An anonymized string created from your email address (also called a hash) may be provided to the Gravatar service to see if you are using it. The Gravatar service privacy policy is available here: After approval of your comment, your profile picture is visible to the public in the context of your comment.


If you leave a message on our site you may opt-in to saving your name, email address and website in cookies. These are for your convenience so that you do not have to fill in your details again when you leave another message. These cookies will last for one year.

Articles on this site may include embedded content (e.g. videos, images, articles, etc.). Embedded content from other websites behaves in the exact same way as if the visitor has visited the other website.

These websites may collect data about you, use cookies, embed additional third-party tracking, and monitor your interaction with that embedded content, including tracking your interaction with the embedded content if you have an account and are logged in to that website.

How long we retain your data

If you leave a message, the message and its metadata are retained indefinitely. This is so we can recognize and approve any follow-up message automatically instead of holding them in a moderation queue.

For users that register on our mailing list (if any), we also store the personal information they provide in their user profile. All users can see, edit, or delete their personal information at any time (except they cannot change their username). Website administrators can also see and edit that information.

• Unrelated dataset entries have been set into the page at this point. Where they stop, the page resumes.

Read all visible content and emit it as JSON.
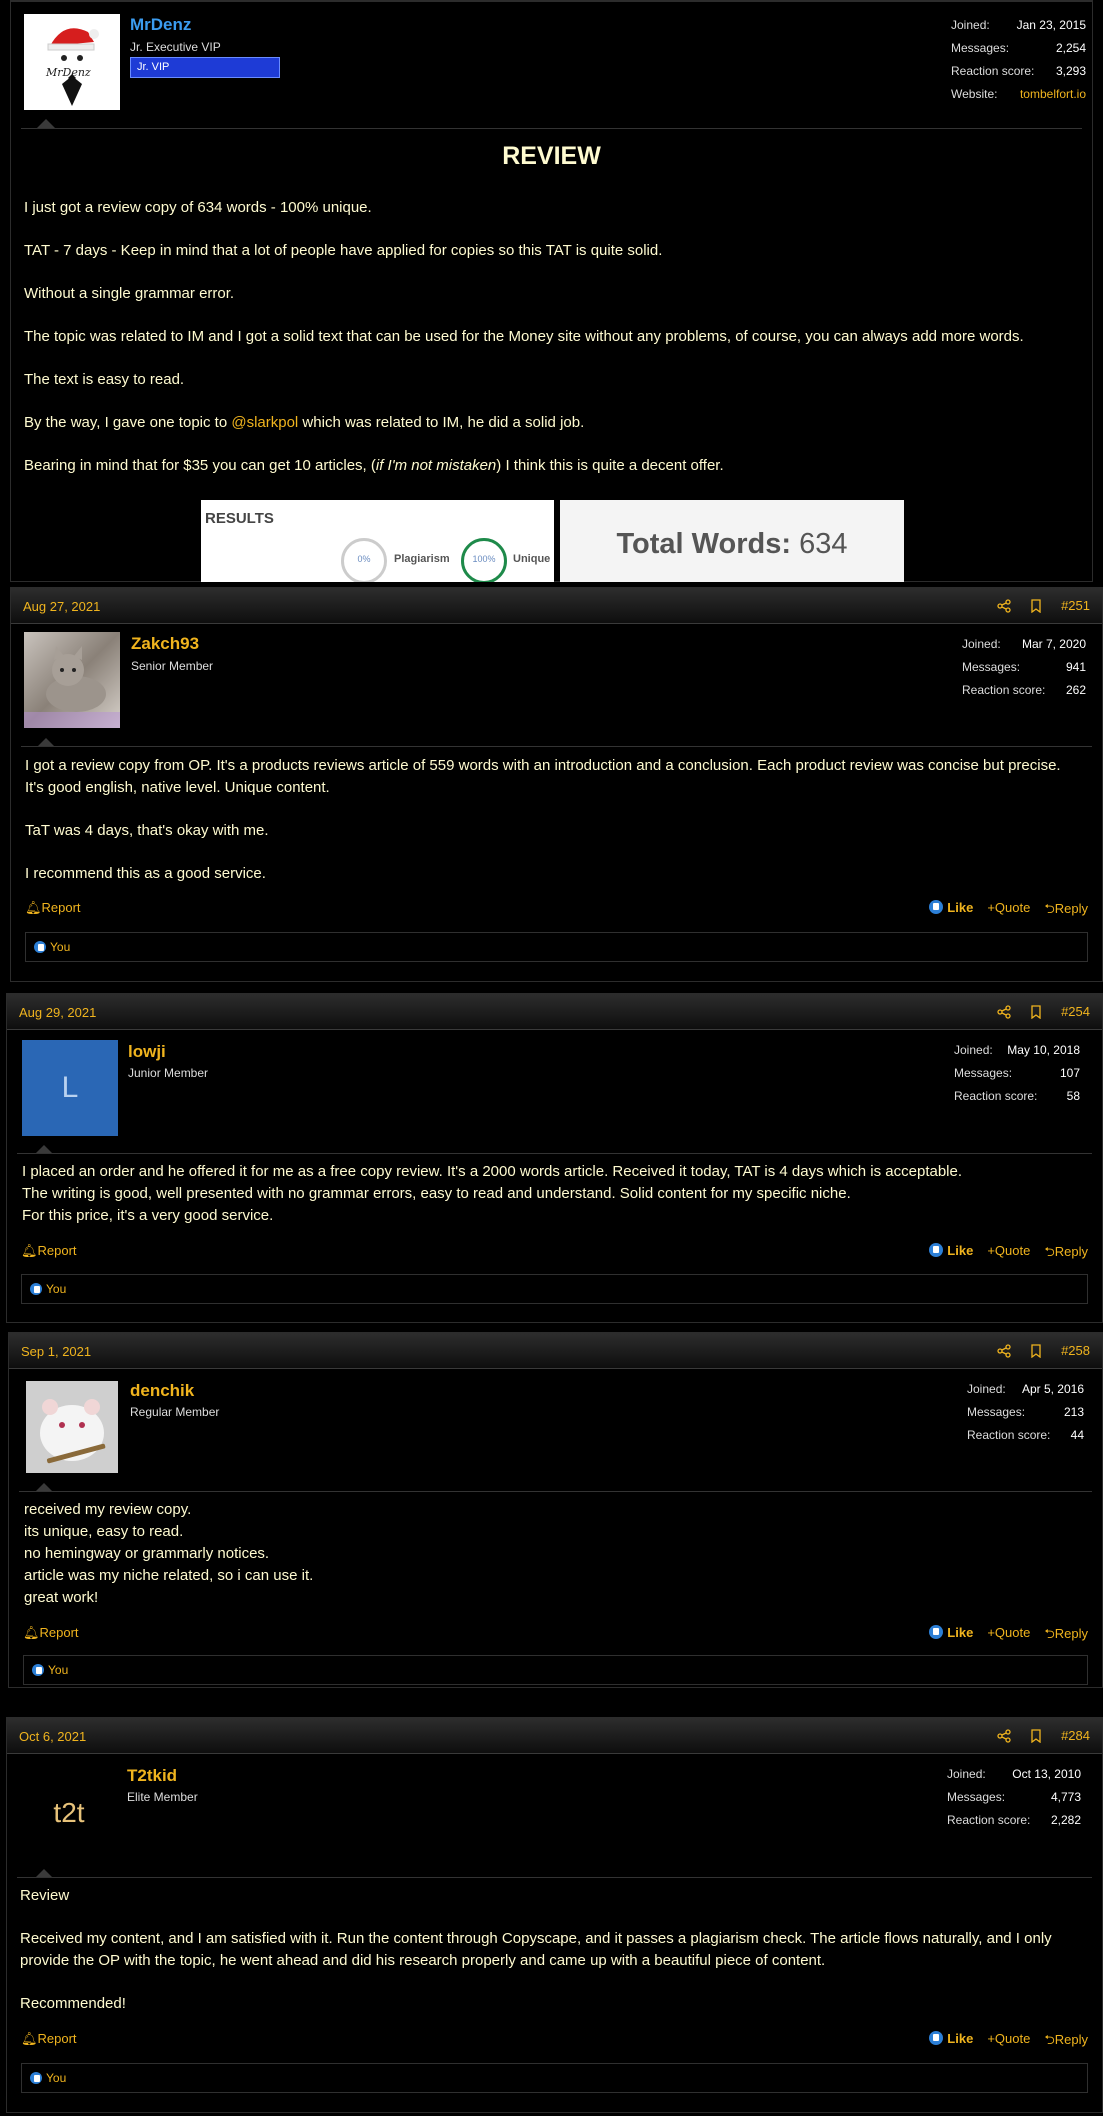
{
  "post1": {
    "username": "MrDenz",
    "title": "Jr. Executive VIP",
    "badge": "Jr. VIP",
    "avatar_text": "MrDenz",
    "stats": [
      {
        "label": "Joined:",
        "value": "Jan 23, 2015"
      },
      {
        "label": "Messages:",
        "value": "2,254"
      },
      {
        "label": "Reaction score:",
        "value": "3,293"
      },
      {
        "label": "Website:",
        "value": "tombelfort.io"
      }
    ],
    "heading": "REVIEW",
    "paragraphs": [
      "I just got a review copy of 634 words - 100% unique.",
      "TAT - 7 days - Keep in mind that a lot of people have applied for copies so this TAT is quite solid.",
      "Without a single grammar error.",
      "The topic was related to IM and I got a solid text that can be used for the Money site without any problems, of course, you can always add more words.",
      "The text is easy to read."
    ],
    "mention_pre": "By the way, I gave one topic to ",
    "mention": "@slarkpol",
    "mention_post": " which was related to IM, he did a solid job.",
    "last_pre": "Bearing in mind that for $35 you can get 10 articles, (",
    "last_italic": "if I'm not mistaken",
    "last_post": ") I think this is quite a decent offer.",
    "results": {
      "title": "RESULTS",
      "plag_value": "0%",
      "plag_label": "Plagiarism",
      "unique_value": "100%",
      "unique_label": "Unique",
      "total_label": "Total Words:",
      "total_value": "634"
    }
  },
  "post2": {
    "date": "Aug 27, 2021",
    "number": "#251",
    "username": "Zakch93",
    "title": "Senior Member",
    "stats": [
      {
        "label": "Joined:",
        "value": "Mar 7, 2020"
      },
      {
        "label": "Messages:",
        "value": "941"
      },
      {
        "label": "Reaction score:",
        "value": "262"
      }
    ],
    "paragraphs": [
      "I got a review copy from OP. It's a products reviews article of 559 words with an introduction and a conclusion. Each product review was concise but precise. It's good english, native level. Unique content.",
      "TaT was 4 days, that's okay with me.",
      "I recommend this as a good service."
    ]
  },
  "post3": {
    "date": "Aug 29, 2021",
    "number": "#254",
    "username": "lowji",
    "title": "Junior Member",
    "avatar_letter": "L",
    "stats": [
      {
        "label": "Joined:",
        "value": "May 10, 2018"
      },
      {
        "label": "Messages:",
        "value": "107"
      },
      {
        "label": "Reaction score:",
        "value": "58"
      }
    ],
    "lines": [
      "I placed an order and he offered it for me as a free copy review. It's a 2000 words article. Received it today, TAT is 4 days which is acceptable.",
      "The writing is good, well presented with no grammar errors, easy to read and understand. Solid content for my specific niche.",
      "For this price, it's a very good service."
    ]
  },
  "post4": {
    "date": "Sep 1, 2021",
    "number": "#258",
    "username": "denchik",
    "title": "Regular Member",
    "stats": [
      {
        "label": "Joined:",
        "value": "Apr 5, 2016"
      },
      {
        "label": "Messages:",
        "value": "213"
      },
      {
        "label": "Reaction score:",
        "value": "44"
      }
    ],
    "lines": [
      "received my review copy.",
      "its unique, easy to read.",
      "no hemingway or grammarly notices.",
      "article was my niche related, so i can use it.",
      "great work!"
    ]
  },
  "post5": {
    "date": "Oct 6, 2021",
    "number": "#284",
    "username": "T2tkid",
    "title": "Elite Member",
    "avatar_text": "t2t",
    "stats": [
      {
        "label": "Joined:",
        "value": "Oct 13, 2010"
      },
      {
        "label": "Messages:",
        "value": "4,773"
      },
      {
        "label": "Reaction score:",
        "value": "2,282"
      }
    ],
    "paragraphs": [
      "Review",
      "Received my content, and I am satisfied with it. Run the content through Copyscape, and it passes a plagiarism check. The article flows naturally, and I only provide the OP with the topic, he went ahead and did his research properly and came up with a beautiful piece of content.",
      "Recommended!"
    ]
  },
  "actions": {
    "report": "Report",
    "like": "Like",
    "quote": "Quote",
    "reply": "Reply",
    "reacted_by": "You"
  },
  "colors": {
    "accent": "#f0b41e",
    "username_blue": "#3b9cf0",
    "badge_blue": "#1e3bd6",
    "like_blue": "#2c7fd6",
    "text": "#fffbd0"
  }
}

If you have an account on this site, or have left messages, you can request to receive an exported file of the personal data we hold about you, including any data you have provided to us. You can also request that we erase any personal data we hold about you. This does not include any data we are obliged to keep for administrative, legal, or security purposes.

Visitor messages may be checked through an automated spam detection service.

Inquiry Form